Nightclubs and Instability
Nightclubs may seem fun to own and run, but the club business is precarious at best. Because of quickly moving trends, a club can go from hot spot to passe within two years. There's little recourse except to close or revamp to fit the next hot gimmick. Because of the highly volatile nature of the industry, the nightclub business is best left to those that don't mind taking a gamble.
Simply owning a club is fraught with problems. Often, parties and entertainment acts are transient, with promoters ready to move to a new venue at a moment's notice. DJs and employees develop a following at one club, only to pack up and leave because of low pay or burn-out.
Club consultant Dave Hollingworth writes, "At times, [the club industry] almost seems to attract a lot of people that either appear to suffer from a profound sense of insecurity, or they view this industry as an easy way to obtain the attention or professional status they could not in conventional occupations."
Nightclubs and the Law

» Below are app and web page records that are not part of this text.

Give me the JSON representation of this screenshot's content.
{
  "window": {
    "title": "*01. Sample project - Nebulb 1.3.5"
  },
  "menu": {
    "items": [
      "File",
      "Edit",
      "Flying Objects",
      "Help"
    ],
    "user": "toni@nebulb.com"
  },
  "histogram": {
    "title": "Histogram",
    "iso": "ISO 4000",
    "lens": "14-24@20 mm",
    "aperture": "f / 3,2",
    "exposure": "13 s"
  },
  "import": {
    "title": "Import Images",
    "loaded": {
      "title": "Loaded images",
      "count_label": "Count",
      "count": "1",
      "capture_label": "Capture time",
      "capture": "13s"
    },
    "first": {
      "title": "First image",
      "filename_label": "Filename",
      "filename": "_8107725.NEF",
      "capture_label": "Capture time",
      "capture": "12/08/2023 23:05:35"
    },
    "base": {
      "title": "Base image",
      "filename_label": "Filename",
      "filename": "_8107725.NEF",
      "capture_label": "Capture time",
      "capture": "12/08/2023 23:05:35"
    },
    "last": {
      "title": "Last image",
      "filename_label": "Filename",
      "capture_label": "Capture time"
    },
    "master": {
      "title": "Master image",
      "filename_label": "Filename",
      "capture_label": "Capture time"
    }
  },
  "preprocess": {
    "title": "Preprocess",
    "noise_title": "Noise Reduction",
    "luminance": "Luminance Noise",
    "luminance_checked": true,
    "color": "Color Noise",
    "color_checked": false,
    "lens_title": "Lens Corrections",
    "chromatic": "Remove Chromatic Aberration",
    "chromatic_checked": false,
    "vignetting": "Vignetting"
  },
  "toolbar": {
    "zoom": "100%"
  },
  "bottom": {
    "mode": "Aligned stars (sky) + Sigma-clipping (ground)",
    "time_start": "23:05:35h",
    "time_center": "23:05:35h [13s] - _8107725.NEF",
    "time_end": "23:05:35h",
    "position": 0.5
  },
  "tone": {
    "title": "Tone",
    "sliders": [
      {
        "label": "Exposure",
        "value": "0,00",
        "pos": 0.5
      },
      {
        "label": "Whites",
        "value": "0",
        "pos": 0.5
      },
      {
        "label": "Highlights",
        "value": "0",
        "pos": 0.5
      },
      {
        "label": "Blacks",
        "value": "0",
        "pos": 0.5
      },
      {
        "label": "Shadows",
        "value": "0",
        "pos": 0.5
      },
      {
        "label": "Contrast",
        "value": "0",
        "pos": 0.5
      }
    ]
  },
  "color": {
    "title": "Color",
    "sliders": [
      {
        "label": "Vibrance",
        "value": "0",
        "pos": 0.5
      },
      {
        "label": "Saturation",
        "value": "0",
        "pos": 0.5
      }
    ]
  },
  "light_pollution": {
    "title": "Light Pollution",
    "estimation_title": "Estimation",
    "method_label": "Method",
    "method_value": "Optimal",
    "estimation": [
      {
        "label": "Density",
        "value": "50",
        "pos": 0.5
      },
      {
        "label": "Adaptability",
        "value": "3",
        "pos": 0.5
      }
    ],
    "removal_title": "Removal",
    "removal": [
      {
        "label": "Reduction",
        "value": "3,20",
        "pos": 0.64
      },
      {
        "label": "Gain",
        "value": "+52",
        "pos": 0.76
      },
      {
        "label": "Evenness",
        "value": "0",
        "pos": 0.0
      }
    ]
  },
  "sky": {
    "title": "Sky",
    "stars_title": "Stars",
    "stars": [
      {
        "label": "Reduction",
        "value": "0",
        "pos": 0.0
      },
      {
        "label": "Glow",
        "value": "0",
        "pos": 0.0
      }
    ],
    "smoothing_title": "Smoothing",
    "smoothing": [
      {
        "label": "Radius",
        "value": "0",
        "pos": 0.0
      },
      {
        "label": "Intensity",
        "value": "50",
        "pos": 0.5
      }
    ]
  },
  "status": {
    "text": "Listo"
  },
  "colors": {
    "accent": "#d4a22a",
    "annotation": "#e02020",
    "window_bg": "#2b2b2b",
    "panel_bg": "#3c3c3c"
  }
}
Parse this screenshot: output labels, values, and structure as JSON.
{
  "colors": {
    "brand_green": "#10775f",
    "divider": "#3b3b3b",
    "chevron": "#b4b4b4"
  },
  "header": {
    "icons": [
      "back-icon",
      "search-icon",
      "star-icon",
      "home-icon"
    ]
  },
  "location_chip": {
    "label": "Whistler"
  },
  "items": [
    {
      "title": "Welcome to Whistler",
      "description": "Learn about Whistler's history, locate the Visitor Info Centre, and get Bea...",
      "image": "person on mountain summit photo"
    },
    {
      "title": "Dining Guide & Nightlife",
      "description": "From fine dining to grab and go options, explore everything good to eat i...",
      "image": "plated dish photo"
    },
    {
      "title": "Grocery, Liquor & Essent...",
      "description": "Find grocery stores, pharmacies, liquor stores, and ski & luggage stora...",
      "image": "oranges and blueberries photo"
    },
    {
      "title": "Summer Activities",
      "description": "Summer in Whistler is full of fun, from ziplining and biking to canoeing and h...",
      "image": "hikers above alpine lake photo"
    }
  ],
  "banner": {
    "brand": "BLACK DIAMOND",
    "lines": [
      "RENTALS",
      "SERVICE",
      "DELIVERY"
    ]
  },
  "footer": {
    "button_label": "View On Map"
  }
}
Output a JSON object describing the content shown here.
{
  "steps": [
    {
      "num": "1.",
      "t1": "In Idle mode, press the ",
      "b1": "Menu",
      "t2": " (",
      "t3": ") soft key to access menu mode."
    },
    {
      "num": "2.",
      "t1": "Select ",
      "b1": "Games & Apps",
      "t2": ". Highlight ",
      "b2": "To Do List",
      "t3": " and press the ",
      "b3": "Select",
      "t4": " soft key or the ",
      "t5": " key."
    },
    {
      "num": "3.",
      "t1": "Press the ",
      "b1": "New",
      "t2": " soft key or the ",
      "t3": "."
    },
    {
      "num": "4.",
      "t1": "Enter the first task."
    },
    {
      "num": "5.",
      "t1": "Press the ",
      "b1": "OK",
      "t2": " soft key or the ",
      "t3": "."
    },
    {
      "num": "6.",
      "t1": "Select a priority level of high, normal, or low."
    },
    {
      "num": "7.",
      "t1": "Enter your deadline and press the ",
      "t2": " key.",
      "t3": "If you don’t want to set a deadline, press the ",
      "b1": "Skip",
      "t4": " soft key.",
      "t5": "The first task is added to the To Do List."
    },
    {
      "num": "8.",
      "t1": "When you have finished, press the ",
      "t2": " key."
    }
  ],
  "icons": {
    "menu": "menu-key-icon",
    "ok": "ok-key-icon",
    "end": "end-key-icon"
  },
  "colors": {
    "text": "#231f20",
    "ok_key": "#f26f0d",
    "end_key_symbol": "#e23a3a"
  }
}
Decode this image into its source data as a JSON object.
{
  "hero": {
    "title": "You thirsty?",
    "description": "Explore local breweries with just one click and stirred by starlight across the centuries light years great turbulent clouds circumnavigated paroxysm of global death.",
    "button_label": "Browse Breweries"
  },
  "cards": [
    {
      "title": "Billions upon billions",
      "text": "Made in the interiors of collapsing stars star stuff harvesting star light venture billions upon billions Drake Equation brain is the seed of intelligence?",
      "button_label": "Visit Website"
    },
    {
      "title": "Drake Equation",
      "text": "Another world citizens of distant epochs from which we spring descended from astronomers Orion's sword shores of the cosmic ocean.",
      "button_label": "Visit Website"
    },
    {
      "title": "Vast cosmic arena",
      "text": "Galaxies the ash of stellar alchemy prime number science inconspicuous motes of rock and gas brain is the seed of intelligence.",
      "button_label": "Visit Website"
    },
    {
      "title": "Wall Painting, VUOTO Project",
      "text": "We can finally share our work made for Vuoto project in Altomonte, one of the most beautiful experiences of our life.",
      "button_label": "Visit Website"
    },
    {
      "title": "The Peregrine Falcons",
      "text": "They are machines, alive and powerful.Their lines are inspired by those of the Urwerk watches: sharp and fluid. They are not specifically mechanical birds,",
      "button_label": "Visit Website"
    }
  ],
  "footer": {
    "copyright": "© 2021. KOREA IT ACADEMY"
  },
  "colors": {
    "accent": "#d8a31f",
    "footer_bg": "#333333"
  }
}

Many nightclubs fail not because of trendiness; they fail from legal problems. Keeping a liquor license can be tricky, with the penalties for infractions expensive and dear. In some states, a club owner who accidentally admits and serves a minor alcoholic beverages can be sent to jail. That's in addition to being liable for monetary penalties.
Clubs can also run afoul of the IRS for tax violations, or they can fail fire and safety inspections. If they do either of these things, it's enough to close a club for a week or two. In turn, the shut-down could lead to reduced turnout and possible closure.
Other Possible Factors
High risk of violence, bankruptcy and instability are all factors behind nightclub closure. There is also the fact that most clubs base their whole financial models on making a profit on two to three nights of business per week. With so few hours to make income, it's very important that a club stay perpetually hot and happening, which is nearly impossible. The combination of all these factors show that nightclubs are risky for investors, employees and owners, with few that successfully beat the odds.